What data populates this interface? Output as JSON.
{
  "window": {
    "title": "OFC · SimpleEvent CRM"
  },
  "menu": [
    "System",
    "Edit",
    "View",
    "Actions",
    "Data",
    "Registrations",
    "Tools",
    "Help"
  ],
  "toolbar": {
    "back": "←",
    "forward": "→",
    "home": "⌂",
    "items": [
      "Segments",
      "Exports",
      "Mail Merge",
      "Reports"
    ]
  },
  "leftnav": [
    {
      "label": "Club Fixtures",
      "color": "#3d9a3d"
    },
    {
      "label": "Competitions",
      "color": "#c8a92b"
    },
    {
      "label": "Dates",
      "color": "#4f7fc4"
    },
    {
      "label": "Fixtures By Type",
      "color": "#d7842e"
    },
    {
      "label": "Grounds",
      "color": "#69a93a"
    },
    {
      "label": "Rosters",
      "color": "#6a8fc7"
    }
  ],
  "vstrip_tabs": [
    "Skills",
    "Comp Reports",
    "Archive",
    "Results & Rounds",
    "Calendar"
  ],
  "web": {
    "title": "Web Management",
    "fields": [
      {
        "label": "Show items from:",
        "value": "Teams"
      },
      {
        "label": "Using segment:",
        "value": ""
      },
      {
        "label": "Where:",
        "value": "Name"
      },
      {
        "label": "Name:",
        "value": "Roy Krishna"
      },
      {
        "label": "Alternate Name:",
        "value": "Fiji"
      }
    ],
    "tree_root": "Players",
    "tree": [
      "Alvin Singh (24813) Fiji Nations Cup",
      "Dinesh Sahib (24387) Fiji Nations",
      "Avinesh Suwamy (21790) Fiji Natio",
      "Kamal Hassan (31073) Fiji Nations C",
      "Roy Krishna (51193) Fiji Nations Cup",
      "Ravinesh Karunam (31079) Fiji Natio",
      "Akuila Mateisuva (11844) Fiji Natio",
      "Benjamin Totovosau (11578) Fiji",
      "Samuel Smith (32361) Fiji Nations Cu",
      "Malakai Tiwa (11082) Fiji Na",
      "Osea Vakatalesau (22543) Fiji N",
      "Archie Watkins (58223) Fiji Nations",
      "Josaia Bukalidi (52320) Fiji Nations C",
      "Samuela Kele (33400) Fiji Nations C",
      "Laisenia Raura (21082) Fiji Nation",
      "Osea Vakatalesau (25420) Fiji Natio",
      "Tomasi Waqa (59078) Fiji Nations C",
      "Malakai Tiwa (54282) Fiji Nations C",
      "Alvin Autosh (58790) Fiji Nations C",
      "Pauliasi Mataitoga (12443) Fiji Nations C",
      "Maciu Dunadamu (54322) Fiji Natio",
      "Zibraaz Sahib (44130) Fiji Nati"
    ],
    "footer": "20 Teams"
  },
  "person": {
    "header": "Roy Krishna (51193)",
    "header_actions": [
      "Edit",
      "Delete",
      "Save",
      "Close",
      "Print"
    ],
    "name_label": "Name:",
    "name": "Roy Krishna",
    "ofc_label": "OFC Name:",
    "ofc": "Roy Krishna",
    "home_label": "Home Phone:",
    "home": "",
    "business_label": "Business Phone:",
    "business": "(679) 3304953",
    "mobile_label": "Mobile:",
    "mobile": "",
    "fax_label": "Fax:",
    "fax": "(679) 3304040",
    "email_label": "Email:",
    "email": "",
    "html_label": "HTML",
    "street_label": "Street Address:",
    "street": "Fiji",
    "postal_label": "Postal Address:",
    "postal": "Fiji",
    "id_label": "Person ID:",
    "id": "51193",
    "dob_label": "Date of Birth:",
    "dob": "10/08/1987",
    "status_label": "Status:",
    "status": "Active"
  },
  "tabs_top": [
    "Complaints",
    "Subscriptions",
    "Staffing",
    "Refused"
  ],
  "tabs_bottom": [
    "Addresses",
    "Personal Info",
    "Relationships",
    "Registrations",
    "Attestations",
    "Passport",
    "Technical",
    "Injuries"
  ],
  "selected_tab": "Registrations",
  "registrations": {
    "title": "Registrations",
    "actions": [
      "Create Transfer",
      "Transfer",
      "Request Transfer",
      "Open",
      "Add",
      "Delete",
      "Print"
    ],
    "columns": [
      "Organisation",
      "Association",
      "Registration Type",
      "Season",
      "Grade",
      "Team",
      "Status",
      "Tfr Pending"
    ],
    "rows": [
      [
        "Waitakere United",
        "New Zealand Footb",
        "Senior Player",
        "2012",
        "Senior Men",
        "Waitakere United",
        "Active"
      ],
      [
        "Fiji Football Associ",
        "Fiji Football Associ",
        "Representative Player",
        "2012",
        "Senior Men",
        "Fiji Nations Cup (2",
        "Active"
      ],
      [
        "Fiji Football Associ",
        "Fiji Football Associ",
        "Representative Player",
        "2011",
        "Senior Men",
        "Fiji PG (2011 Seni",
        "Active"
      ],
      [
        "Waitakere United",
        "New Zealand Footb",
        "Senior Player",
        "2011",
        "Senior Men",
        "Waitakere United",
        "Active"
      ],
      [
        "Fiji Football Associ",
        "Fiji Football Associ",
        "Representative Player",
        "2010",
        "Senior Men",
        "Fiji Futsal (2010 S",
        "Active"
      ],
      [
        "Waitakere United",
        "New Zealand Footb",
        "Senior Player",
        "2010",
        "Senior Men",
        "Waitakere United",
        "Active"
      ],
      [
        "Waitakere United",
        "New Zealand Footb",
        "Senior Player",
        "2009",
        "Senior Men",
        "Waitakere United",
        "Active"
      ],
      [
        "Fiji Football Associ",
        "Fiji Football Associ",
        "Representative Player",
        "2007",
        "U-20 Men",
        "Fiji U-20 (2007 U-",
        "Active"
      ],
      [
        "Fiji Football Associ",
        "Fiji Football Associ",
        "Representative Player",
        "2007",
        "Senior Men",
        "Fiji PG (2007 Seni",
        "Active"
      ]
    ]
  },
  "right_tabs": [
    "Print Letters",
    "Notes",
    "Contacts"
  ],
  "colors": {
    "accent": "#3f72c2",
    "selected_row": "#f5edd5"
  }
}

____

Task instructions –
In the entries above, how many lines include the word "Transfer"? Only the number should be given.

Response area –
3